Dentsply is only somewhat helpful in deciding the instant motion and is distinguishable in three important respects. First, the motion at issue in Dentsply, to bifurcate trial on the claims and counterclaims, arose prior to discovery and more importantly, was not case dispositive. Additionally, the Dentsply court was faced with a different factual scenario than the one before us, in that the plaintiff asserted that defendant simultaneously infringed two patents, and a successful claim on either one would be sufficient to stop the defendant from marketing its products and from pursuing its sham litigation counterclaim. Here, it cannot be disputed that GSK's infringement claim on the '798 patent was solely responsible for plaintiffs' inability to market generic Wellbutrin SR after the '994 patent claim was dismissed.
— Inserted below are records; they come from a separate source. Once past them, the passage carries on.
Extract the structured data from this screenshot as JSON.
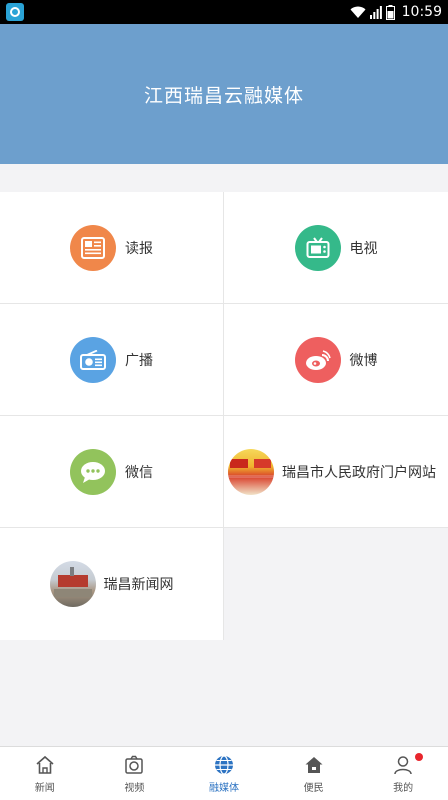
{
  "status_bar": {
    "time": "10:59"
  },
  "header": {
    "title": "江西瑞昌云融媒体"
  },
  "grid": {
    "items": [
      {
        "label": "读报",
        "color": "#f0874a",
        "icon": "newspaper-icon"
      },
      {
        "label": "电视",
        "color": "#35b98a",
        "icon": "tv-icon"
      },
      {
        "label": "广播",
        "color": "#5aa3e3",
        "icon": "radio-icon"
      },
      {
        "label": "微博",
        "color": "#ee5f5f",
        "icon": "weibo-icon"
      },
      {
        "label": "微信",
        "color": "#92c35c",
        "icon": "wechat-icon"
      },
      {
        "label": "瑞昌市人民政府门户网站",
        "icon": "government-site-logo"
      },
      {
        "label": "瑞昌新闻网",
        "icon": "news-site-logo"
      }
    ]
  },
  "tabbar": {
    "active": "融媒体",
    "tabs": [
      {
        "label": "新闻",
        "icon": "home-icon"
      },
      {
        "label": "视频",
        "icon": "camera-icon"
      },
      {
        "label": "融媒体",
        "icon": "globe-icon"
      },
      {
        "label": "便民",
        "icon": "house-service-icon"
      },
      {
        "label": "我的",
        "icon": "user-icon"
      }
    ]
  }
}
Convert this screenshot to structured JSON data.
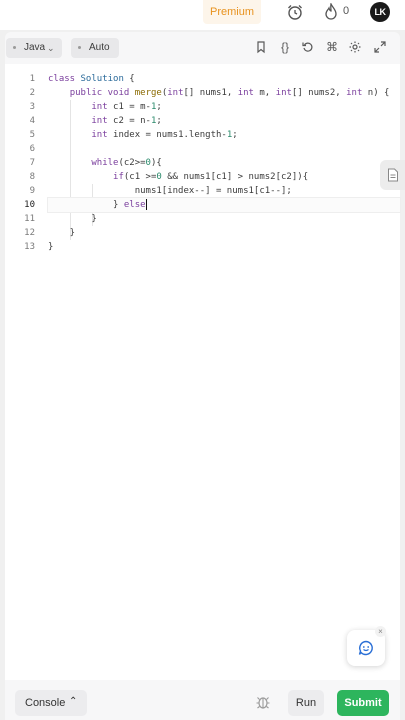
{
  "header": {
    "premium_label": "Premium",
    "streak_count": "0",
    "avatar_initials": "LK"
  },
  "toolbar": {
    "language": "Java",
    "mode": "Auto",
    "icons": [
      "bookmark-icon",
      "braces-icon",
      "reset-icon",
      "shortcut-icon",
      "settings-icon",
      "fullscreen-icon"
    ]
  },
  "editor": {
    "line_numbers": [
      "1",
      "2",
      "3",
      "4",
      "5",
      "6",
      "7",
      "8",
      "9",
      "10",
      "11",
      "12",
      "13"
    ],
    "current_line": 10
  },
  "footer": {
    "console_label": "Console",
    "run_label": "Run",
    "submit_label": "Submit"
  },
  "colors": {
    "premium": "#e8921e",
    "submit": "#2db55d",
    "keyword": "#7a3e9d",
    "number": "#2a8a6b"
  }
}
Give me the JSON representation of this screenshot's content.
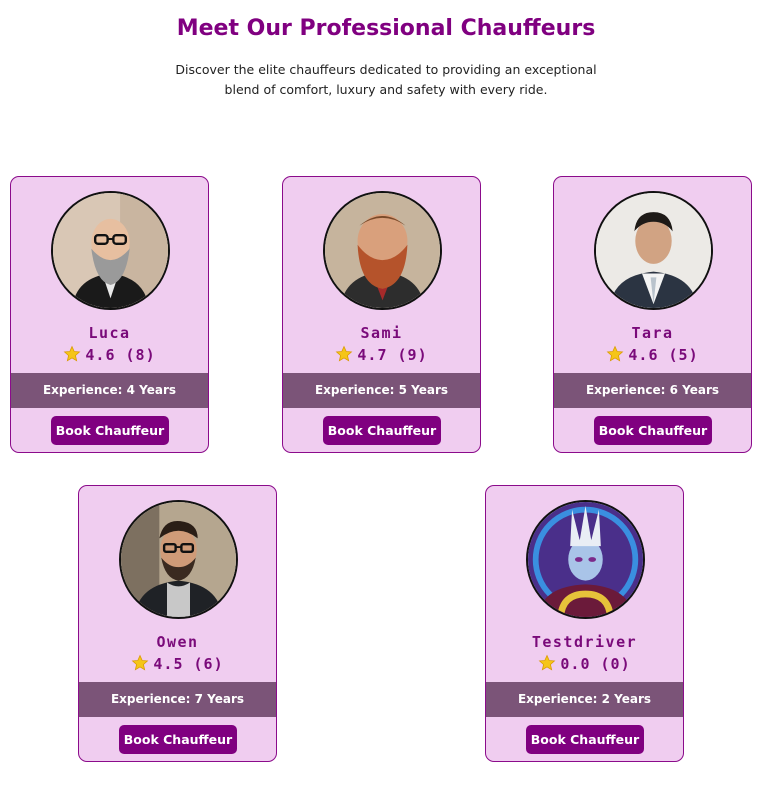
{
  "header": {
    "title": "Meet Our Professional Chauffeurs",
    "subtitle": "Discover the elite chauffeurs dedicated to providing an exceptional blend of comfort, luxury and safety with every ride."
  },
  "chauffeurs": [
    {
      "name": "Luca",
      "rating": "4.6 (8)",
      "experience": "Experience: 4 Years",
      "button": "Book Chauffeur"
    },
    {
      "name": "Sami",
      "rating": "4.7 (9)",
      "experience": "Experience: 5 Years",
      "button": "Book Chauffeur"
    },
    {
      "name": "Tara",
      "rating": "4.6 (5)",
      "experience": "Experience: 6 Years",
      "button": "Book Chauffeur"
    },
    {
      "name": "Owen",
      "rating": "4.5 (6)",
      "experience": "Experience: 7 Years",
      "button": "Book Chauffeur"
    },
    {
      "name": "Testdriver",
      "rating": "0.0 (0)",
      "experience": "Experience: 2 Years",
      "button": "Book Chauffeur"
    }
  ],
  "colors": {
    "accent": "#800080",
    "card_bg": "#f0cdf0",
    "experience_bar": "#7b5478",
    "star": "#f5c518"
  },
  "icons": {
    "rating": "star-icon"
  }
}
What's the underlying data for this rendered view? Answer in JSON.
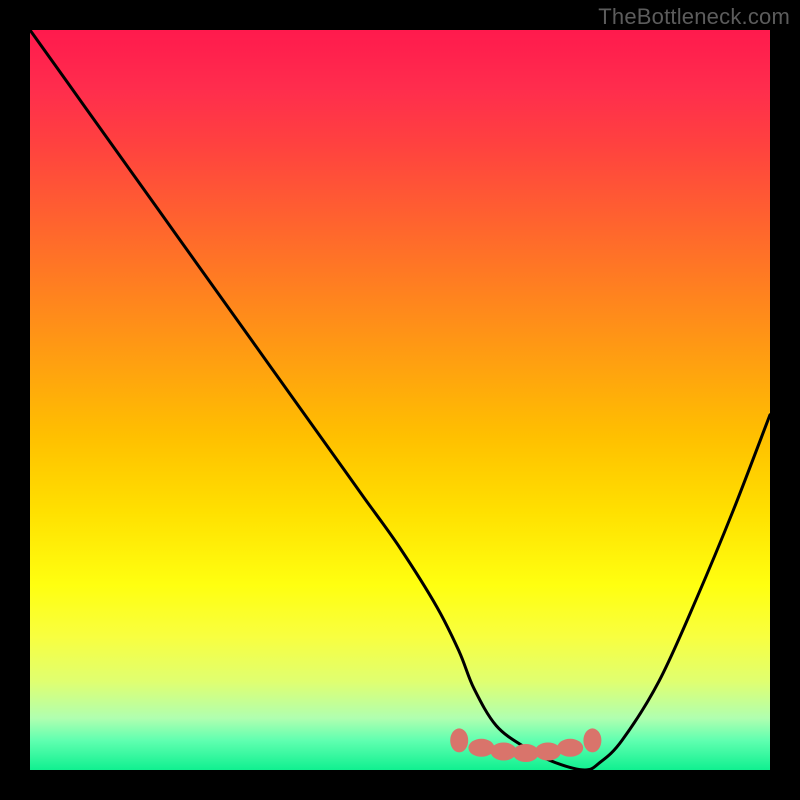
{
  "watermark": "TheBottleneck.com",
  "chart_data": {
    "type": "line",
    "title": "",
    "xlabel": "",
    "ylabel": "",
    "xlim": [
      0,
      100
    ],
    "ylim": [
      0,
      100
    ],
    "series": [
      {
        "name": "curve",
        "x": [
          0,
          5,
          10,
          15,
          20,
          25,
          30,
          35,
          40,
          45,
          50,
          55,
          58,
          60,
          63,
          67,
          71,
          75,
          77,
          80,
          85,
          90,
          95,
          100
        ],
        "y": [
          100,
          93,
          86,
          79,
          72,
          65,
          58,
          51,
          44,
          37,
          30,
          22,
          16,
          11,
          6,
          3,
          1,
          0,
          1,
          4,
          12,
          23,
          35,
          48
        ]
      },
      {
        "name": "highlight-dots",
        "x": [
          58,
          61,
          64,
          67,
          70,
          73,
          76
        ],
        "y": [
          4,
          3,
          2.5,
          2.3,
          2.5,
          3,
          4
        ]
      }
    ],
    "colors": {
      "curve": "#000000",
      "highlight": "#d9746b"
    }
  }
}
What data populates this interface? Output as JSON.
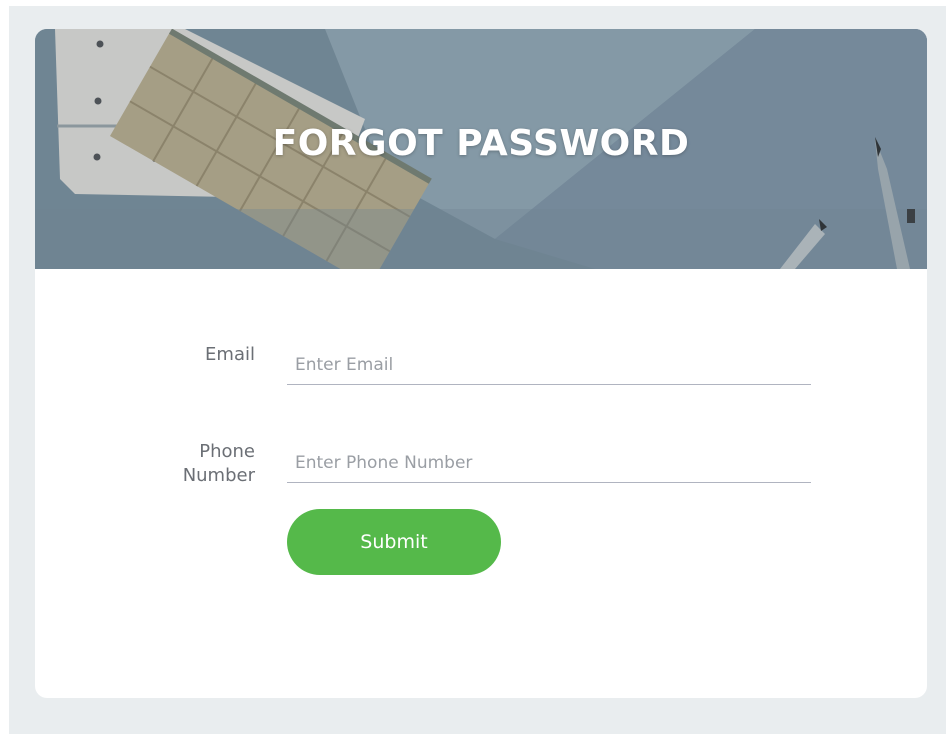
{
  "header": {
    "title": "FORGOT PASSWORD"
  },
  "form": {
    "email": {
      "label": "Email",
      "placeholder": "Enter Email",
      "value": ""
    },
    "phone": {
      "label": "Phone Number",
      "placeholder": "Enter Phone Number",
      "value": ""
    },
    "submit_label": "Submit"
  },
  "colors": {
    "page_background": "#e9edef",
    "card_background": "#ffffff",
    "banner_tint": "#6e8492",
    "submit_button": "#55b94a",
    "label_text": "#6b6f75",
    "input_underline": "#b0b4c0"
  }
}
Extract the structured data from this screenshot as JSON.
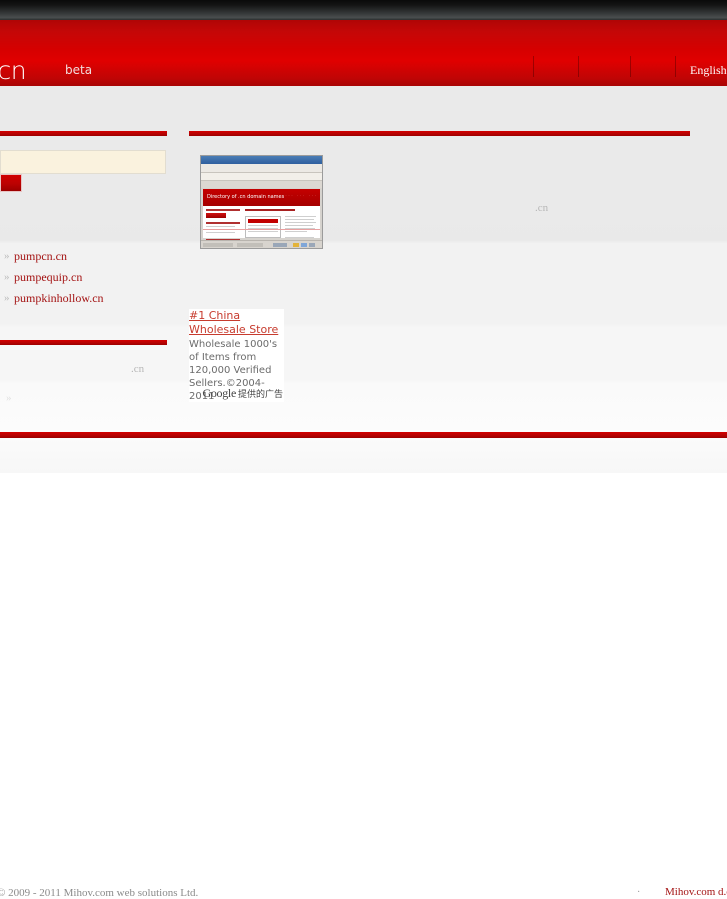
{
  "header": {
    "logo": ".cn",
    "beta_label": "beta",
    "nav": [
      {
        "label": "English",
        "name": "nav-english"
      }
    ]
  },
  "search": {
    "value": "",
    "placeholder": "",
    "button_label": ""
  },
  "results": {
    "items": [
      {
        "bullet": "»",
        "domain": "pumpcn.cn"
      },
      {
        "bullet": "»",
        "domain": "pumpequip.cn"
      },
      {
        "bullet": "»",
        "domain": "pumpkinhollow.cn"
      }
    ],
    "trailing_bullet": "»"
  },
  "faint_text": {
    "main_cn": ".cn",
    "lower_cn": ".cn"
  },
  "thumbnail": {
    "site_title": "Directory of .cn domain names",
    "nav_hint": "···   ···   ···"
  },
  "ad": {
    "title_line1": "#1 China",
    "title_line2": "Wholesale Store",
    "body": "Wholesale 1000's of Items from 120,000 Verified Sellers.©2004-2011",
    "brand": "Google",
    "brand_suffix": "提供的广告"
  },
  "footer": {
    "copyright": "© 2009 - 2011 Mihov.com web solutions Ltd.",
    "dot": "·",
    "link": "Mihov.com d.o.o."
  },
  "colors": {
    "brand_red": "#d60000",
    "link_red": "#a41414",
    "ad_title_red": "#c73b2e",
    "input_cream": "#faf2de"
  }
}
Finally, neither case relied on by the Dentsply court for its statement that "litigation will not be considered a 'sham' so long as at least one claim in the lawsuit has objective merit," strongly supports that assertion. The first was PRE, and as pointed out by the plaintiffs and at least one other court, I should be careful to ascribe too much importance to the repeated use of the terms "lawsuit" and "litigation" in PRE, since there, defendant's antitrust counterclaims alleged that plaintiff's entire copyright claim was a sham. 508 U.S. at 52; see Resp. To Renewed Mot. For Summary J., 5; Intel Corp. v. Via Technologies, Inc., No. 99-03062, 2001 WL 777085 at *5 (N.D.Cal. Mar. 20, 2001) ("In fairness . . . the Supreme Court was addressing a different issue, namely the objective (as opposed to subjective) component of the sham test and its use of the phrase 'the lawsuit' was not directed at the instant issue [of 'a single lawsuit with multiple claims']."). In other words, the PRE court was simply not faced with the situation confronting me, where plaintiffs accused of filing sham litigation potentially asserted one sham and one non- sham claim. The other case relied on by the court in Dentsply, Eden Hannon, did not actually hold that a lawsuit is saved as long as one claim asserted within that suit is not objectively baseless. In Eden Hannon, the Fourth Court reviewed a District Court's finding that defendant had breached a non-circumvention and non-disclosure agreement with the plaintiff, and its subsequent dismissal of the defendant's antitrust sham litigation counterclaims. 914 F.2d at 557-58. It affirmed the District Court's ruling, reasoning that "[u]nder the Noerr-Pennington doctrine, the filing of a lawsuit (or the seeking of other government action) can only violate antitrust laws when it is a 'sham.' Since [the plaintiff] has succeeded in its breach of contract claim and won a constructive trust and an injunction, this suit is hardly a sham." 914 F.2d at 564-565. The District Court below had not dismissed the sham litigation counterclaims asserted by the defendants until the close of the plaintiff's evidence at trial, doing so because it was "satisfied that the case was not a sham." Id. at 557. Trial then continued, and the plaintiff was successful on its breach of ...